| Available data |
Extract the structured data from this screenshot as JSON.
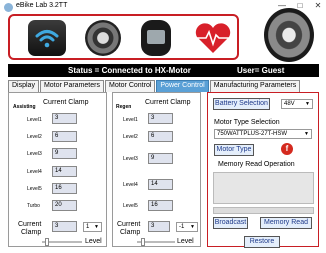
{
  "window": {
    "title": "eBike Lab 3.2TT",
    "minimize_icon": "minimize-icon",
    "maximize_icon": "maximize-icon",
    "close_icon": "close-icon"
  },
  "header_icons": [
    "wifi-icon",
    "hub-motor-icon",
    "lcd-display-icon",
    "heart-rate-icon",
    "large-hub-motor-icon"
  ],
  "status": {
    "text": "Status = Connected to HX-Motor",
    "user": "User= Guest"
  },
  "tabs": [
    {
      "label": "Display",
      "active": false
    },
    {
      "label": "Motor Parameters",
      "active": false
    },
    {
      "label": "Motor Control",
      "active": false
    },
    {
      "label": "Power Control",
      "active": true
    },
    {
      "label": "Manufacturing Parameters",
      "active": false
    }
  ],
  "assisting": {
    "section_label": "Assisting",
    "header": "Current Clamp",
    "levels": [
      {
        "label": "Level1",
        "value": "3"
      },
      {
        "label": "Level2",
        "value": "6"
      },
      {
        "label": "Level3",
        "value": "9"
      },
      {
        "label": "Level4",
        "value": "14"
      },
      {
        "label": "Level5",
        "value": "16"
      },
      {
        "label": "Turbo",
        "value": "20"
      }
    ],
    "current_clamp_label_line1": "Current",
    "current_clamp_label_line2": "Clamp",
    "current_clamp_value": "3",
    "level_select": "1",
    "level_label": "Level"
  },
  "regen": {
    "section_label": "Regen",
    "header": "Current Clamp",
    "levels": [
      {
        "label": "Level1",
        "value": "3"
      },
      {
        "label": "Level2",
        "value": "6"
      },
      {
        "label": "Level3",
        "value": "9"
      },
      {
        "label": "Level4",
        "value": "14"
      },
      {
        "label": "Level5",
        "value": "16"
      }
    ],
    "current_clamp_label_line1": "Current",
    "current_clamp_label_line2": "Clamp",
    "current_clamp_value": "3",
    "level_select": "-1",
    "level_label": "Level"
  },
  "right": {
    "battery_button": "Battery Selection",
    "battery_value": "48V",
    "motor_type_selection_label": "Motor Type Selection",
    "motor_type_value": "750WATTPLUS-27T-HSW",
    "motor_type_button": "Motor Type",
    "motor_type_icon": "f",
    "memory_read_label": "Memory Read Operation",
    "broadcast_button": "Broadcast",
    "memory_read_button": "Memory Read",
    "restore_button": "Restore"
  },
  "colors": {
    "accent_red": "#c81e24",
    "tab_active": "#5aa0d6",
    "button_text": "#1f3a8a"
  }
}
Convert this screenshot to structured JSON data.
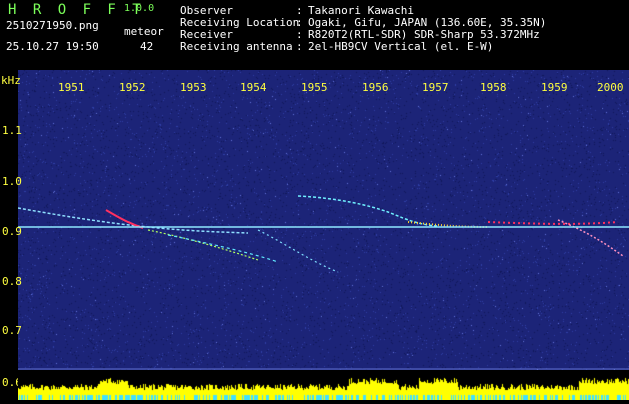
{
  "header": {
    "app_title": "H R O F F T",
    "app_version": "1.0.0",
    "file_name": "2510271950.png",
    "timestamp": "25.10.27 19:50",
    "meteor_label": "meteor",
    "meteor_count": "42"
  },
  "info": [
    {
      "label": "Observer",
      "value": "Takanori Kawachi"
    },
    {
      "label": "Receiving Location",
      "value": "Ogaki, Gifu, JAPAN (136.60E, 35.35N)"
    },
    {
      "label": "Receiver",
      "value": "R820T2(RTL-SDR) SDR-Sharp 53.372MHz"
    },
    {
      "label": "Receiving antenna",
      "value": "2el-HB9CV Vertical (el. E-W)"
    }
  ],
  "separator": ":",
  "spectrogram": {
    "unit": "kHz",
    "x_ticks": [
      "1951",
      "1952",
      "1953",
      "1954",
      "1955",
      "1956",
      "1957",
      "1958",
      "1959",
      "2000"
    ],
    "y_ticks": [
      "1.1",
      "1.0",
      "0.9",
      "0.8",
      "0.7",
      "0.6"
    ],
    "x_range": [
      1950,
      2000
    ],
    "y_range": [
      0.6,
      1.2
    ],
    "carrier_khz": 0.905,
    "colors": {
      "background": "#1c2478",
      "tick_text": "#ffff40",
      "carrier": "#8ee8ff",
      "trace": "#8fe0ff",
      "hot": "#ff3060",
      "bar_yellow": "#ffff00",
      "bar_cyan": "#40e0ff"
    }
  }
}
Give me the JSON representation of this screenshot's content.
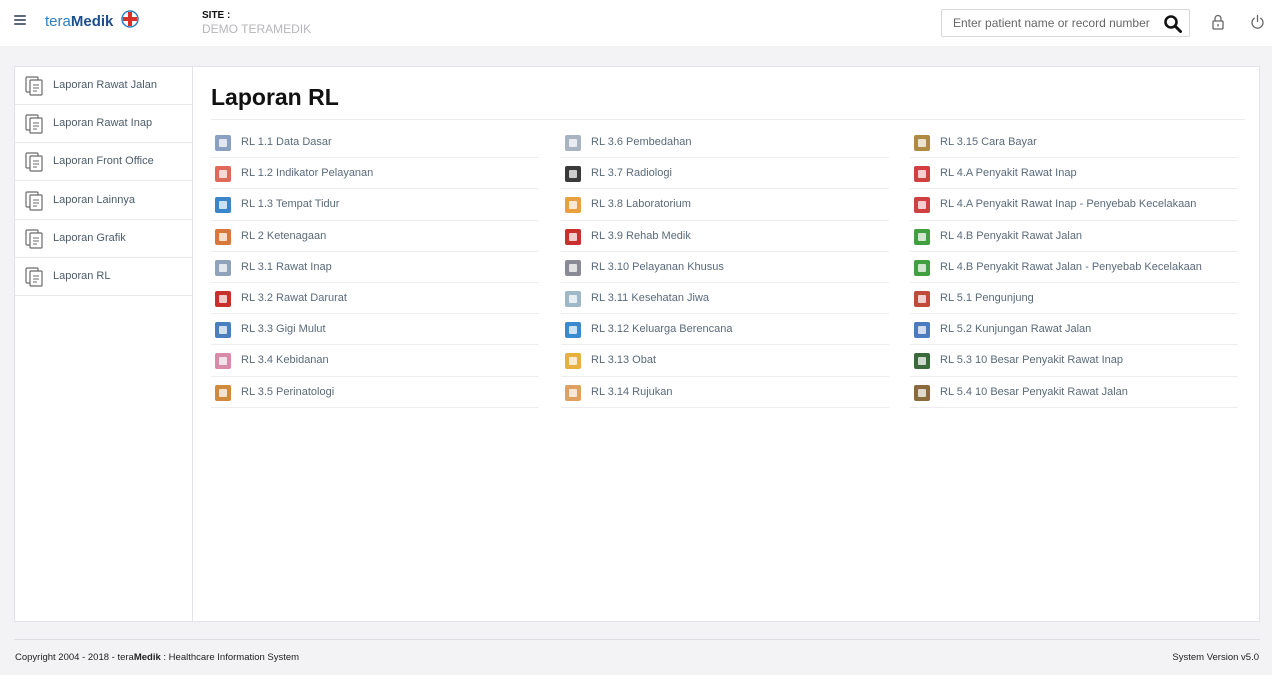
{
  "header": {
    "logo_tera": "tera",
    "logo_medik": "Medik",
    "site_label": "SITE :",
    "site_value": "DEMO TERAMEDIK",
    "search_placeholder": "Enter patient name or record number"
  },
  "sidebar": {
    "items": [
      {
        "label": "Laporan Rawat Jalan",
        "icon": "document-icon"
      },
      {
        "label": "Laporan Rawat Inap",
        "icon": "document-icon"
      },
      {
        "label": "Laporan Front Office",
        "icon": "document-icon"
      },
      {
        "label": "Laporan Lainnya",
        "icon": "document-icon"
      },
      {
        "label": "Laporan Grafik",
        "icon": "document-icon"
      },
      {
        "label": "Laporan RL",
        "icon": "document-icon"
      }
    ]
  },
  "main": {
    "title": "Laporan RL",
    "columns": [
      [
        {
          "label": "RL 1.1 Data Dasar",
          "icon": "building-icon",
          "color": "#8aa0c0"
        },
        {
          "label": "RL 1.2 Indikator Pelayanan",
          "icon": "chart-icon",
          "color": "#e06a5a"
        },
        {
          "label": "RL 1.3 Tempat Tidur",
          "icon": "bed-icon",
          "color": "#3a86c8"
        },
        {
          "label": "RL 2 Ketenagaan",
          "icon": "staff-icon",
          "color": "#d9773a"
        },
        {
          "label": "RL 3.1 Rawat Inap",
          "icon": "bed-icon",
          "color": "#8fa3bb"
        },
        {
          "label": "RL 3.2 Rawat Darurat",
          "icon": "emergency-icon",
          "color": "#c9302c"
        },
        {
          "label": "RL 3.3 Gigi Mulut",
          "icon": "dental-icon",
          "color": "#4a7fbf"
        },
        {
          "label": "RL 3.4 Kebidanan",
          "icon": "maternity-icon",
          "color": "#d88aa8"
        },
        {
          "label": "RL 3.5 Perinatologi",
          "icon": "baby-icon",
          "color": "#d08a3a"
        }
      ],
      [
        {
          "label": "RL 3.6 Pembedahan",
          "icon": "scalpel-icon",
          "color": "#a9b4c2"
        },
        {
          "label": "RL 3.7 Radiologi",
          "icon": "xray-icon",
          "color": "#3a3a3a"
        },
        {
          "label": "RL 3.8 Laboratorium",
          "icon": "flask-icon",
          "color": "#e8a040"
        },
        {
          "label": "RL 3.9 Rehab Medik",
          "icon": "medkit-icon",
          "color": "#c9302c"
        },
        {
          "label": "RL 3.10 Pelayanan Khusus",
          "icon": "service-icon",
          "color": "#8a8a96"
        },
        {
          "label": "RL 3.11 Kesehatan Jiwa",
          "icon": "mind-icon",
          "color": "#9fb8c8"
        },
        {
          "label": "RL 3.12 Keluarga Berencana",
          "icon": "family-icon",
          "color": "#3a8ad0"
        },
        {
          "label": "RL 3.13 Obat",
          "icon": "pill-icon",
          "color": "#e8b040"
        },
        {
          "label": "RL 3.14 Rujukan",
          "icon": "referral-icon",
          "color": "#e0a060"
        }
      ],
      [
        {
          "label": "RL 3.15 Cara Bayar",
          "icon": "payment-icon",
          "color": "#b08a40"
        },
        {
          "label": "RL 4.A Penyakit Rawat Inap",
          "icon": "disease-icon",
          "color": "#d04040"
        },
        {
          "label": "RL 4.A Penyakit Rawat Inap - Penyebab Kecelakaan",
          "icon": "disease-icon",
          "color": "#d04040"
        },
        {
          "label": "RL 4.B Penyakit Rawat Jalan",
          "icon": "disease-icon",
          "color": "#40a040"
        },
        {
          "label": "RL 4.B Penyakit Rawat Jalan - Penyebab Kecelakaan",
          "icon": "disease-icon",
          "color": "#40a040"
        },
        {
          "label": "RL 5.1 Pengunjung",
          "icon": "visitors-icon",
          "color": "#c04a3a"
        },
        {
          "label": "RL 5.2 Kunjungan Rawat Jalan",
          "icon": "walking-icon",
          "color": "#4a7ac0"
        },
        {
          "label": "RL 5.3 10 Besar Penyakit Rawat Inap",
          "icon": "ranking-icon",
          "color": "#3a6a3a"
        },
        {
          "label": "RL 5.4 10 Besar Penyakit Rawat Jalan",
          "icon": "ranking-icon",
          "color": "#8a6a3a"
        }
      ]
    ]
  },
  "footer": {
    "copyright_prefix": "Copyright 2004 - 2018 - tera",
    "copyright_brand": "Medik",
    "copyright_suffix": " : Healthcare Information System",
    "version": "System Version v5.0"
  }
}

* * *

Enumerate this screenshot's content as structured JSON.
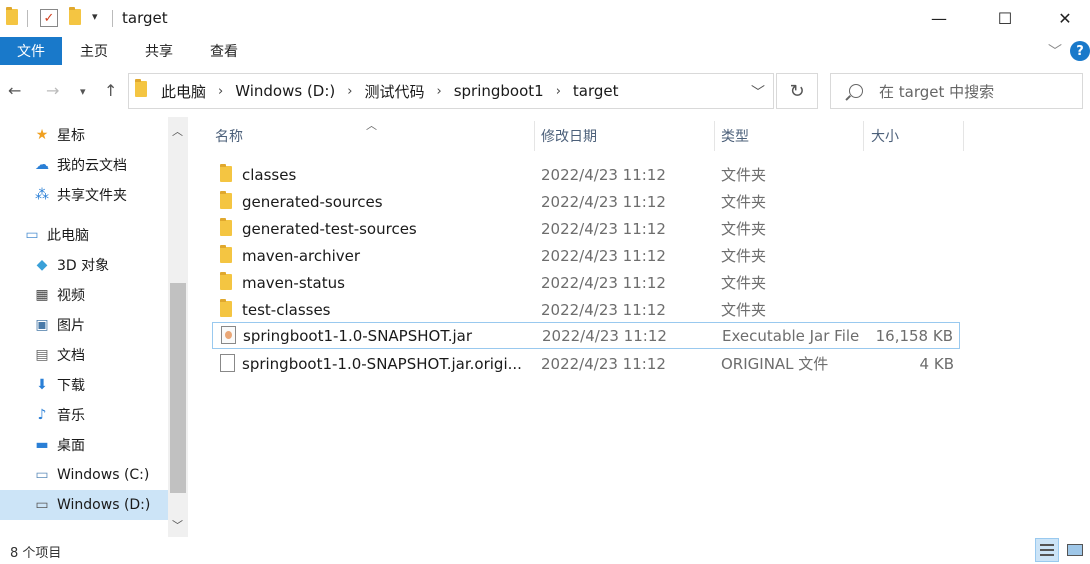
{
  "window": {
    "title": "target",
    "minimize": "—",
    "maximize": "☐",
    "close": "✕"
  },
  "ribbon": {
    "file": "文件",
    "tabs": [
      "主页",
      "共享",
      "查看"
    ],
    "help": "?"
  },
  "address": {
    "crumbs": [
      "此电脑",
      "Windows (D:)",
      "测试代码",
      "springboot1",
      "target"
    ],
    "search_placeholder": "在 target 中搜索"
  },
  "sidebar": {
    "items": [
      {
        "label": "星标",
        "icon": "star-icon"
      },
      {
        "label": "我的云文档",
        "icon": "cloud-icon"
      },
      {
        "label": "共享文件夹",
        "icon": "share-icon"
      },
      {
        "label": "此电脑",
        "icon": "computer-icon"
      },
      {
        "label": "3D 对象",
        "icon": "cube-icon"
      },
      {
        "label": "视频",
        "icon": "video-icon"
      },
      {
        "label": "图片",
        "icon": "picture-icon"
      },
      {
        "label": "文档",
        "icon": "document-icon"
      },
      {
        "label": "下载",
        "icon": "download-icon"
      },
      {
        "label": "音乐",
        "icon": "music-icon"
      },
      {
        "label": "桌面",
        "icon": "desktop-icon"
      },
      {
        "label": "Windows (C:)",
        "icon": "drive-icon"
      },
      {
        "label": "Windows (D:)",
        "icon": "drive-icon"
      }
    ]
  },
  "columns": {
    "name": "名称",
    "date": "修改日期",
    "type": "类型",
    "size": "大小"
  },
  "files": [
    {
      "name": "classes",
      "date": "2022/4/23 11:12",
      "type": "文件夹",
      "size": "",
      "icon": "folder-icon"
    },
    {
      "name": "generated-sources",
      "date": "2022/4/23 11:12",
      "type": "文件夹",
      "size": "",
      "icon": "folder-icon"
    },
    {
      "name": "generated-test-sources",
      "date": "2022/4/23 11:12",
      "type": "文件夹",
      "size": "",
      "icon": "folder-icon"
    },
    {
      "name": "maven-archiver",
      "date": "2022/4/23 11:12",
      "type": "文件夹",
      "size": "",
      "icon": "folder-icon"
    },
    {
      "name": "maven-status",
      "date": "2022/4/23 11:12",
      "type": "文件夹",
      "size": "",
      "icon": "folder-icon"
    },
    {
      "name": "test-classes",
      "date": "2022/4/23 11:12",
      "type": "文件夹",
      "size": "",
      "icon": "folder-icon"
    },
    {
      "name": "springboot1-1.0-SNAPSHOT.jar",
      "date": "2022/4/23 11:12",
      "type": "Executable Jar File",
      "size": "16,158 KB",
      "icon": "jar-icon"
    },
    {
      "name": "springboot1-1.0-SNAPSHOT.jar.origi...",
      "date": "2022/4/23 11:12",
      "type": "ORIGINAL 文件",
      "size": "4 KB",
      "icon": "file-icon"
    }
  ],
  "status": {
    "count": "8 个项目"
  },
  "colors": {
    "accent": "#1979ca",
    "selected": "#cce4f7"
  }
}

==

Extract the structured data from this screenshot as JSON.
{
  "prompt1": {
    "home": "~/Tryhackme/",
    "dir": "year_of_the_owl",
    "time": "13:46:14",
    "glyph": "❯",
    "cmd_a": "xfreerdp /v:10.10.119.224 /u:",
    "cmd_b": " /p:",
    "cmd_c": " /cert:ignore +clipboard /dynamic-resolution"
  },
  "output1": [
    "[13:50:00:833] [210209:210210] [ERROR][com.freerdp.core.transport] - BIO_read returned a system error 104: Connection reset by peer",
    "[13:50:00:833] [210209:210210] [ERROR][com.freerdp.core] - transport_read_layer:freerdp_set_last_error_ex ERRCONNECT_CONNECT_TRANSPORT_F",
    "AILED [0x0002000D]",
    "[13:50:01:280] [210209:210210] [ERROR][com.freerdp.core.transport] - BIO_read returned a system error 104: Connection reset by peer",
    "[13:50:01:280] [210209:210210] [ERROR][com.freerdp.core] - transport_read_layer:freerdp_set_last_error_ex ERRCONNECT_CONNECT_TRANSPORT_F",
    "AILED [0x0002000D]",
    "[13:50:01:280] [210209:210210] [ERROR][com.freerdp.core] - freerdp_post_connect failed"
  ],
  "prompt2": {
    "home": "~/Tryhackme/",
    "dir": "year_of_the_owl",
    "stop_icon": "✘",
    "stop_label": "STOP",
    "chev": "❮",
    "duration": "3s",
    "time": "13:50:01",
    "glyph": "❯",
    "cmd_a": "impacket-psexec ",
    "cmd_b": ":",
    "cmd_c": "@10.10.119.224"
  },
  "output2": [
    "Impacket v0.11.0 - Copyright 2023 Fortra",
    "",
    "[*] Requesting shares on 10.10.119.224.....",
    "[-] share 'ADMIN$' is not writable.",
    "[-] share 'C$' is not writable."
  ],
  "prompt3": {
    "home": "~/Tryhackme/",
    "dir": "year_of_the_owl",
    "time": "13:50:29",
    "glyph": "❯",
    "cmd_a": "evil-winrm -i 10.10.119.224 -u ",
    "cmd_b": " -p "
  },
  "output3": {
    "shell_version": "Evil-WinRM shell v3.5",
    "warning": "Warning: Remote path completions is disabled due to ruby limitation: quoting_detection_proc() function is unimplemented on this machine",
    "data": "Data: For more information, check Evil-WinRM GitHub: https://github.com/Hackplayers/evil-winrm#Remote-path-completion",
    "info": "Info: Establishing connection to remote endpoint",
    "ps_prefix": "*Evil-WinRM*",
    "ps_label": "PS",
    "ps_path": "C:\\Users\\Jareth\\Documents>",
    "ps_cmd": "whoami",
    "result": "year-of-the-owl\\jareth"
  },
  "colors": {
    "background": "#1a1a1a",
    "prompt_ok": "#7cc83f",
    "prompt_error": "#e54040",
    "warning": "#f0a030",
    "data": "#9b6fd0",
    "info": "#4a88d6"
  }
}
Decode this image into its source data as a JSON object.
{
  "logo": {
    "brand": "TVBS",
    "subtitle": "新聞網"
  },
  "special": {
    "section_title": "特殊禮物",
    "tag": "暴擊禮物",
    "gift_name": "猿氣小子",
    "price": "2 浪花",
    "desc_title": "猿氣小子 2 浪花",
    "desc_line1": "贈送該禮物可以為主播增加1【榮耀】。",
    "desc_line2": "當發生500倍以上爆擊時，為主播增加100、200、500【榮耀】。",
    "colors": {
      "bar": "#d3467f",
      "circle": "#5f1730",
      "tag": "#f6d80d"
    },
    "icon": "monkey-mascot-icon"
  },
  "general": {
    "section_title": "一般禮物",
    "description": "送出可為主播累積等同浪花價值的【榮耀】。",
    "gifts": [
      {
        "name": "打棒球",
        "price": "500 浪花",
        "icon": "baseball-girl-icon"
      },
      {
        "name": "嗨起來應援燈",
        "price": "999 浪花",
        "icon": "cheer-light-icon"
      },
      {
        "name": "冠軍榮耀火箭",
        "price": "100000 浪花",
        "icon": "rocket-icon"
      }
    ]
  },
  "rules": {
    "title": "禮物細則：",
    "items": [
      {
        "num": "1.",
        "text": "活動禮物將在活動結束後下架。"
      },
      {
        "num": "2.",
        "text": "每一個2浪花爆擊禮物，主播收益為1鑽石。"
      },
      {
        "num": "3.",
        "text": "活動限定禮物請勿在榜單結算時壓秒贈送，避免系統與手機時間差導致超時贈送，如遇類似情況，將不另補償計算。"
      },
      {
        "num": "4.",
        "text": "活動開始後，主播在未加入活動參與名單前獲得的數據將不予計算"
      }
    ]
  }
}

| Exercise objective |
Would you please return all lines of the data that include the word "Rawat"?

| Solved problem |
        "label": "Laporan Rawat Jalan",
        "label": "Laporan Rawat Inap",
          "label": "RL 3.1 Rawat Inap",
          "label": "RL 3.2 Rawat Darurat",
          "label": "RL 4.A Penyakit Rawat Inap",
          "label": "RL 4.A Penyakit Rawat Inap - Penyebab Kecelakaan",
          "label": "RL 4.B Penyakit Rawat Jalan",
          "label": "RL 4.B Penyakit Rawat Jalan - Penyebab Kecelakaan",
          "label": "RL 5.2 Kunjungan Rawat Jalan",
          "label": "RL 5.3 10 Besar Penyakit Rawat Inap",
          "label": "RL 5.4 10 Besar Penyakit Rawat Jalan",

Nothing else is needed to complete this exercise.